We inspected the service on 3 November 2016 and the inspection was announced. The provider was given 48 hours’ notice of the inspection. This was because the location provides a domiciliary care service. We needed to be sure that the registered manager would be available to speak with us.

Independent Support provides personal care to adults with a variety of needs living in their own homes. This included people with learning disabilities, younger adults, people with a diagnosis of mental health and older people. At the time of the inspection there were eight people using the service.

At the time of our inspection there was a registered manager in place. It is a requirement that the service has a registered manager. A registered manager is a person who has registered with the Care Quality Commission (CQC) to manage the service. Like registered providers, they are ‘registered persons’. Registered persons have legal responsibility for meeting the requirements in the Health and Social Care Act 2008 and associated Regulations about how the service is run.

People and their relatives told us that they felt safe while they received support from staff at Independent Support. Staff understood their responsibilities to protect people from abuse and avoidable harm and to remain safe. There were procedures in place to manage incidents and accidents.

Risks associated with people’s support had been assessed and reviewed. Where risks had been identified control measures were in place to protect people’s health and welfare.

There were enough staff to meet people’s needs. They were recruited following the provider’s procedures to makes sure people were supported by staff with the right skills and attributes. Staff received appropriate support through an induction and regular supervision. There was training available for staff to provide the support that people needed and to update them on safe ways of working.

People received their prescribed medicines from trained staff who were assessed for their competency to give medicines. Guidance was available to staff on the safe handling of people’s medicines.

People were supported to follow a balanced diet. Guidance from health professionals in relation to eating and drinking was followed. We saw that people chose their own meals and were involved in making them.

People were supported to make their own decisions. Staff and the registered manager had an understanding of the Mental Capacity Act 20015 and Deprivation of Liberty Safeguards. Staff told us that they sought people’s consent before providing support. People were supported to maintain their health and well-being. This included having access to healthcare services such as to their GP.

People were involved in decisions about their support. They told us that staff usually treated them with dignity and respect. We saw that people’s records were stored safely and staff spoke about people’s support requirements in private.

People were supported to develop skills to maintain their independence. Care plans contained information about people, their likes, dislikes and preferences.

People were sometimes not supported by staff who they knew well. They sometimes had to wait for staff to arrive and some people had experienced times when they did not receive support as staff had not arrived.

People and their relatives knew how to make a complaint. The complaints procedure was available, including in an easier to read format, so that people knew the procedure to follow should they have wanted to make a complaint. However, some people felt that their complaints were not listened to.

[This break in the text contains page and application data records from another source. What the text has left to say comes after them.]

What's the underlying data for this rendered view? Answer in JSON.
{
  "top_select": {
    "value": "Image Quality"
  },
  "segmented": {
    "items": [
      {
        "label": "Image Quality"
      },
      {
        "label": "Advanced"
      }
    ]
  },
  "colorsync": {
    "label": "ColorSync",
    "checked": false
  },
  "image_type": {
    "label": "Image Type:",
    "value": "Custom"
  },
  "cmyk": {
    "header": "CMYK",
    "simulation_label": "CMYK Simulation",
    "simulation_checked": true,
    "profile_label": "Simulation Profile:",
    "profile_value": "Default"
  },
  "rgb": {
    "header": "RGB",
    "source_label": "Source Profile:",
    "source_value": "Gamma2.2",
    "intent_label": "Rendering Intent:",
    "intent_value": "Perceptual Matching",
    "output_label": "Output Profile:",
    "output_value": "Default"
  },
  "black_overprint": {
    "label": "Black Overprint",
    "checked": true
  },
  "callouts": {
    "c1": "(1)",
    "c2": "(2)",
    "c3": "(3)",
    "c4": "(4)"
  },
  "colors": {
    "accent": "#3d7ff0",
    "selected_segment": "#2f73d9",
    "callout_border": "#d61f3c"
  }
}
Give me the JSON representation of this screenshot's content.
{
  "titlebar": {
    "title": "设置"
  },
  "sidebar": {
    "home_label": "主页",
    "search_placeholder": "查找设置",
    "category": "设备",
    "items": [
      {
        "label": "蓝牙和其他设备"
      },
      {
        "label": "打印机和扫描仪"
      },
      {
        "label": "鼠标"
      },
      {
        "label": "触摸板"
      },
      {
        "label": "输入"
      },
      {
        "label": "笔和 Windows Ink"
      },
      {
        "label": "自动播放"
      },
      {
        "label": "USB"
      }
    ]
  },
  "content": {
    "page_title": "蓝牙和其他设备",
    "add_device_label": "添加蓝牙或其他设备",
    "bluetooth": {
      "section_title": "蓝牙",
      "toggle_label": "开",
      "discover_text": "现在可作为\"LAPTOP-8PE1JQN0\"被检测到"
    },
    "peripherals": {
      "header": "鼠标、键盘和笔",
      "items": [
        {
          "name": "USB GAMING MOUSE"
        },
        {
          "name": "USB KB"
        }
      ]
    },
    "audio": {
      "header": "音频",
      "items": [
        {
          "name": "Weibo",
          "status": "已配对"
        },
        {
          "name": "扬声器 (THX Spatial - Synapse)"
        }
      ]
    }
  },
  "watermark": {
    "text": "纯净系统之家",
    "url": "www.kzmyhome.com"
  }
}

People and staff felt the service was well managed. The service was led by a registered manager who understood their responsibilities under the Care Quality Commission (Registration) Regulations 2009. Staff felt supported by the registered manager.

People and their relatives had opportunities to give feedback about the quality of the service that they had received. Systems and processes were in place so that checks were carried out on the quality of the service that was delivered.